- [What is needed] Word for word, repeat the records, leaving every picture behind.

- [Task inputs]
^^^^
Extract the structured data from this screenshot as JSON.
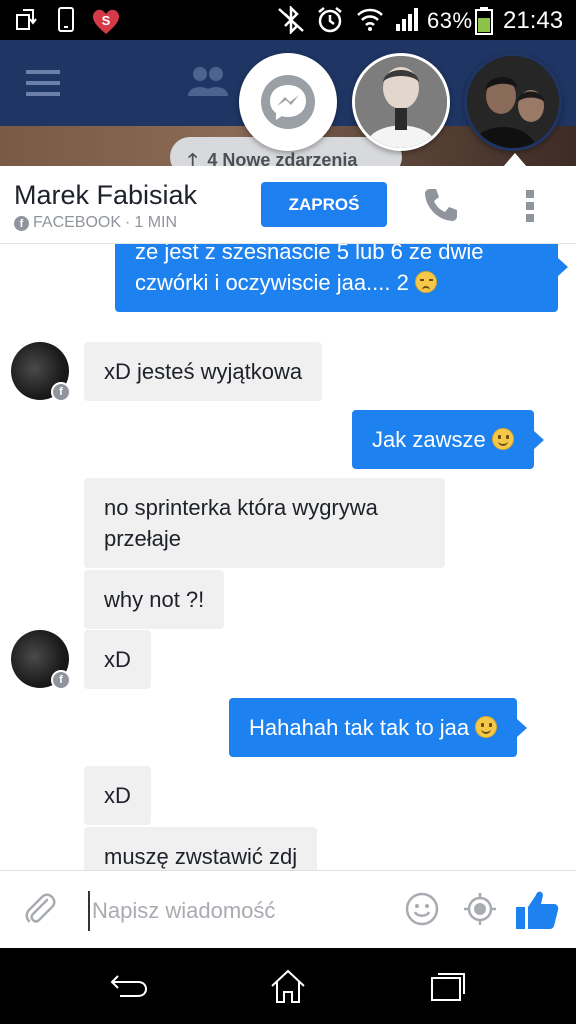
{
  "status_bar": {
    "battery_percent": "63%",
    "time": "21:43"
  },
  "background_app": {
    "new_events_count": "4",
    "new_events_label": "Nowe zdarzenia"
  },
  "chat_header": {
    "contact_name": "Marek Fabisiak",
    "source": "FACEBOOK",
    "separator": "·",
    "last_active": "1 MIN",
    "invite_label": "ZAPROŚ"
  },
  "messages": [
    {
      "direction": "out",
      "text": "ze jest z szesnascie  5 lub 6 ze dwie czwórki i oczywiscie jaa.... 2",
      "emoji": "sad"
    },
    {
      "direction": "in",
      "text": "xD jesteś wyjątkowa",
      "avatar": true
    },
    {
      "direction": "out",
      "text": "Jak zawsze",
      "emoji": "smile"
    },
    {
      "direction": "in",
      "text": "no sprinterka która wygrywa przełaje",
      "avatar": false
    },
    {
      "direction": "in",
      "text": "why not ?!",
      "avatar": false
    },
    {
      "direction": "in",
      "text": "xD",
      "avatar": true
    },
    {
      "direction": "out",
      "text": "Hahahah tak tak to jaa",
      "emoji": "smile"
    },
    {
      "direction": "in",
      "text": "xD",
      "avatar": false
    },
    {
      "direction": "in",
      "text": "muszę zwstawić zdj",
      "avatar": false
    }
  ],
  "composer": {
    "placeholder": "Napisz wiadomość",
    "value": ""
  },
  "colors": {
    "accent_blue": "#1d82f0",
    "facebook_navy": "#1f3563",
    "incoming_bubble": "#f1f0f0"
  },
  "icons": {
    "status_left": [
      "screen-rotate-icon",
      "phone-outline-icon",
      "heart-app-icon"
    ],
    "status_right": [
      "bluetooth-off-icon",
      "alarm-clock-icon",
      "wifi-icon",
      "signal-icon",
      "battery-icon"
    ],
    "header": [
      "phone-call-icon",
      "more-vertical-icon"
    ],
    "composer": [
      "paperclip-icon",
      "emoji-icon",
      "location-icon",
      "thumbs-up-icon"
    ],
    "nav": [
      "back-icon",
      "home-icon",
      "recent-apps-icon"
    ]
  }
}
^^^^
- [Task answer]
Extract the structured data from this screenshot as JSON.
{
  "status_bar": {
    "battery_percent": "63%",
    "time": "21:43"
  },
  "background_app": {
    "new_events_count": "4",
    "new_events_label": "Nowe zdarzenia"
  },
  "chat_header": {
    "contact_name": "Marek Fabisiak",
    "source": "FACEBOOK",
    "separator": "·",
    "last_active": "1 MIN",
    "invite_label": "ZAPROŚ"
  },
  "messages": [
    {
      "direction": "out",
      "text": "ze jest z szesnascie  5 lub 6 ze dwie czwórki i oczywiscie jaa.... 2",
      "emoji": "sad"
    },
    {
      "direction": "in",
      "text": "xD jesteś wyjątkowa",
      "avatar": true
    },
    {
      "direction": "out",
      "text": "Jak zawsze",
      "emoji": "smile"
    },
    {
      "direction": "in",
      "text": "no sprinterka która wygrywa przełaje",
      "avatar": false
    },
    {
      "direction": "in",
      "text": "why not ?!",
      "avatar": false
    },
    {
      "direction": "in",
      "text": "xD",
      "avatar": true
    },
    {
      "direction": "out",
      "text": "Hahahah tak tak to jaa",
      "emoji": "smile"
    },
    {
      "direction": "in",
      "text": "xD",
      "avatar": false
    },
    {
      "direction": "in",
      "text": "muszę zwstawić zdj",
      "avatar": false
    }
  ],
  "composer": {
    "placeholder": "Napisz wiadomość",
    "value": ""
  },
  "colors": {
    "accent_blue": "#1d82f0",
    "facebook_navy": "#1f3563",
    "incoming_bubble": "#f1f0f0"
  },
  "icons": {
    "status_left": [
      "screen-rotate-icon",
      "phone-outline-icon",
      "heart-app-icon"
    ],
    "status_right": [
      "bluetooth-off-icon",
      "alarm-clock-icon",
      "wifi-icon",
      "signal-icon",
      "battery-icon"
    ],
    "header": [
      "phone-call-icon",
      "more-vertical-icon"
    ],
    "composer": [
      "paperclip-icon",
      "emoji-icon",
      "location-icon",
      "thumbs-up-icon"
    ],
    "nav": [
      "back-icon",
      "home-icon",
      "recent-apps-icon"
    ]
  }
}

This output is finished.